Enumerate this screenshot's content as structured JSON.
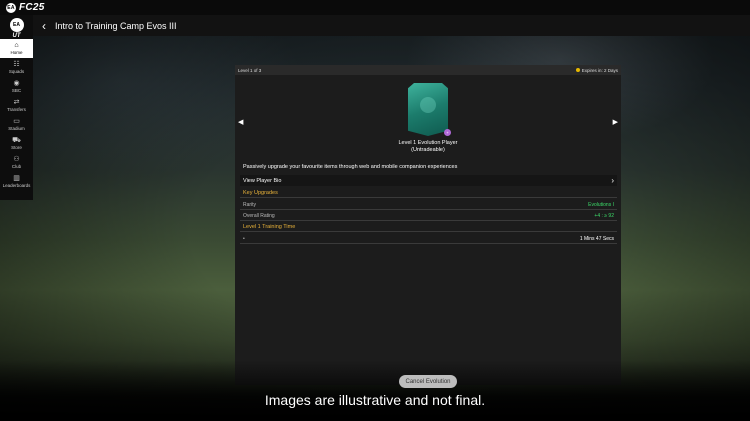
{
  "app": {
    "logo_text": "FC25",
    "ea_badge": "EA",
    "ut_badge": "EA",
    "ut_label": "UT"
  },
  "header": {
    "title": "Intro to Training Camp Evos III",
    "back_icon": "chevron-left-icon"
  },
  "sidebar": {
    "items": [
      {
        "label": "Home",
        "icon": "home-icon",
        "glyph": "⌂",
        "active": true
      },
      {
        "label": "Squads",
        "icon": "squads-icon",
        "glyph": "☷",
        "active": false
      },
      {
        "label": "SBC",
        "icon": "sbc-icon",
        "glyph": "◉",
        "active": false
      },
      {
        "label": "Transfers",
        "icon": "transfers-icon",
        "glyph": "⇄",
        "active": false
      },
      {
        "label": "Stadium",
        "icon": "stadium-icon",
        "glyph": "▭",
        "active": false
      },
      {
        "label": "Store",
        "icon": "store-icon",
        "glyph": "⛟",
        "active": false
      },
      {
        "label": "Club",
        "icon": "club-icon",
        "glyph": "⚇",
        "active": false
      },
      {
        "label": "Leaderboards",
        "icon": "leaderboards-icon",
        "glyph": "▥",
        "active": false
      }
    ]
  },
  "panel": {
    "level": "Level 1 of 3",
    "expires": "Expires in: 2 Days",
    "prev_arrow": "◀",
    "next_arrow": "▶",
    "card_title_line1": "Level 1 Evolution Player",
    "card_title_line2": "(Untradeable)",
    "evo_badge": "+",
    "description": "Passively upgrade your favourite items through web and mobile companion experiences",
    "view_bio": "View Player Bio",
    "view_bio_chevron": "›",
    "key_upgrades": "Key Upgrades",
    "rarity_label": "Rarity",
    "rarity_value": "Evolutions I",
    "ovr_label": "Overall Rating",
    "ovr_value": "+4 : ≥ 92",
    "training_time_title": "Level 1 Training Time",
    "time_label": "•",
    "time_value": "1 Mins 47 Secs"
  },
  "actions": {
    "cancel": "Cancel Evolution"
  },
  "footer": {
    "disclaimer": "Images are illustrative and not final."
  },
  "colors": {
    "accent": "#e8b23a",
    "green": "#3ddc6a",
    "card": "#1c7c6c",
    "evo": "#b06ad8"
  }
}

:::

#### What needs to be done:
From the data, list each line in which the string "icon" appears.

#### Answer:
    "back_icon": "chevron-left-icon"
        "icon": "home-icon",
        "icon": "squads-icon",
        "icon": "sbc-icon",
        "icon": "transfers-icon",
        "icon": "stadium-icon",
        "icon": "store-icon",
        "icon": "club-icon",
        "icon": "leaderboards-icon",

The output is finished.